Another example is the word train. A bride's dress has a train. A choo-choo is usually called a train. And then there's the train (or retinue) who came with the Queen of Sheba to hear Solomon. The common theme here is the thing that follows along in a row, following the lead item.

Short Jokes

The folks who are on Martin Loopers have already seen these, as they're Kari's sig-lines. But this is for Sean....

I couldn't figure out why the Frisbee was getting bigger, and then it hit me.

Don't argue with idiots; they will bring you down to their level and beat you with experience.

Cats are smarter than dogs. You can't get eight cats to pull a sled through the snow.

The nicest thing about not planning is that failure comes as a complete surprise and is not preceded by a period of anxiety.

I tried sniffing coke once, but the ice cubes got stuck in my nose.

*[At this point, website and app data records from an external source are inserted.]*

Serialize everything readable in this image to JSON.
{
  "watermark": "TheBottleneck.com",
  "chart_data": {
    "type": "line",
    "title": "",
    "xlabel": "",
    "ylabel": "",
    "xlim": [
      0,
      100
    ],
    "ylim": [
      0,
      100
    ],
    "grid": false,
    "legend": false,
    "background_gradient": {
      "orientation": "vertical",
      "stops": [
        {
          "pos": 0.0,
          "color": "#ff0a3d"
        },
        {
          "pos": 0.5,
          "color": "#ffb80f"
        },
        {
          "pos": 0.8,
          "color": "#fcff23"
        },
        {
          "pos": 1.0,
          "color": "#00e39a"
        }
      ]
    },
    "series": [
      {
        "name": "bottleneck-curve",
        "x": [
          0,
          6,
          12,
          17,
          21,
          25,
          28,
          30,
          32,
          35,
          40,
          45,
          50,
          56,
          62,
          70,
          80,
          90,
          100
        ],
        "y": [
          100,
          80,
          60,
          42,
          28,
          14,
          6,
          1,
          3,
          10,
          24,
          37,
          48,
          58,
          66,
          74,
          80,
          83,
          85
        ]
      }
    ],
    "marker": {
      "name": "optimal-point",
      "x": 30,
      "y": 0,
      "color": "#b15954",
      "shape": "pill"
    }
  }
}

And for a longer read that nevertheless provides a good healthy laugh at someone else's family realities (not that ANYTHING like this could EVER happen in MY house!) check out Pr Petersen's story about their idyllic morning.